Monday, July 24, 2017

Happy 40th Birthday to Traveller!

(so I'm a few days late. It happens.)

On July 22, 1977, the first edition of Traveller was published at Origins '77.
To the Stars!

I encountered Traveller in 1982 at the FLGS, and bought the Starter Traveller edition. I've been playing it ever since, with a brief foray into MegaTraveller in the early 1990's. Since 1996 or so, I've been back with the LBBs, until a friend gave me his copy of The Traveller Book a few years ago. 

I created my own Traveller Universe in 1997, and have played in it almost exclusively since then. 

Here are some links to help you celebrate:

Happy Birthday thread at Citizen of the Imperium.

Tales to Astound's birthday wishes

Omer Joel's elegy to the beauty of Classic Traveller.

Friday, July 21, 2017

Danger Aboard! Hazards of exploring derelict starships


Starships are a popular 'location' for adventures in Traveller. Probably every player and referee has drawn up at least one set of deck plans for a ship they've designed. Most of GDW's adventures had at least one starship in it, often with deck plans. Starships are an easy way to give the game a sci-fi feel.

Here's a question that the rules don't cover. What happens when a ship loses control?  Or is damaged by pirates/enemy navies? Or collides with an asteroid? Or fails a landing?

Crash!
But the engineer assured me the drives would last another month with an overhaul!
It is my hope that soon I will see my first written adventure for Traveller in publication. The adventure centers around a crashed starship, and the PCs are there to recover crash victims and valuable scrap. What kinds of dangers could intrepid explorers face when investigating a crashed starship?  These came to my mind:

  • Exposed electrical conduits are a shock & fire hazard.
  • Unsound floor plates can lead to falls through the decks.
  • Weakened support structures can lead to collapses or falls.

Tuesday, July 4, 2017

Expanded Rules for Military Skills from CT Book 4 Mercenary
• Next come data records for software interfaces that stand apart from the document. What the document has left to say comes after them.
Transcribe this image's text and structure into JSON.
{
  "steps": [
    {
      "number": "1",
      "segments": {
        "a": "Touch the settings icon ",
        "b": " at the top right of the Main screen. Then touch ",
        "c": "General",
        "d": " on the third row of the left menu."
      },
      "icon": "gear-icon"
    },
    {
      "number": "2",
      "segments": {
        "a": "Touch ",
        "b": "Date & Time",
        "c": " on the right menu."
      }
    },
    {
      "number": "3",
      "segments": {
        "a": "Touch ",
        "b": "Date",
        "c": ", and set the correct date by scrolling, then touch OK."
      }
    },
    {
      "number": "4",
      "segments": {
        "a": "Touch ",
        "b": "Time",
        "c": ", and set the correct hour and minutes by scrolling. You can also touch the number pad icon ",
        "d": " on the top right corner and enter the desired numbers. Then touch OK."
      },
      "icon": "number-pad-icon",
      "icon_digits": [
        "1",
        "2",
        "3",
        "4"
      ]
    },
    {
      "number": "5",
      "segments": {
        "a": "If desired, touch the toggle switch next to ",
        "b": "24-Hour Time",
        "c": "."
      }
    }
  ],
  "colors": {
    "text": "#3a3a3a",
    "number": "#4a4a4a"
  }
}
You're in the Army now!
Your players want to run a military or mercenary campaign. Great, What do you do? The abstract battle system in book 4 works, but it is little more than rolling dice and consulting tables. This does not keep players engaged for long. And it's, well, abstract. A commando mission plays out exactly the same as a security contract.

The rules state that the Abstract system is “particularly valuable in resolving a mercenary mission involving large numbers of troops . . .in which player characters are not primary participants.” Even if the PCs are platoon or company leaders, there's not a lot for them to do that will affect the outcome of a battle.

Book 4, Mercenary, was a very popular rules expansion for Traveller. More guns! All those new weapons, though, were just more ways for the PCs to die. Large scale battles run very slowly when done at the PC level (no, Striker does not play quickly) and the chances are good the PCs will be taken out very quickly. This is not good roleplaying fun. What to do?

I recommend that you keep the PCs front and center of the action by diverting action from mass formation slug-outs to actions at the PC's level. Use the standard Traveller combat system while the PCs are performing their part, then resolve the rest with the abstract system.

What part do the PCs play? They're the mission specialists. In addition to all the fancy new guns introduced in book 4, there are several new skills that are directly applied to combat situations.

Specialist PCs can do lots of things to turn the tide of victory besides fight. To do so they must employ these new military skills. Let us consider the following skills:

  • Combat Engineering (CE)
  • Demolitions (DO)
  • Field Artillery (FA)
  • Reconnaissance (RA)
  • Forward Observer (FO) [from book 1]
which do not have much definition in the Bk4 rules. I thought about them for a while, and here are some expansions to the rules as stated, that can make this group of skills more valuable.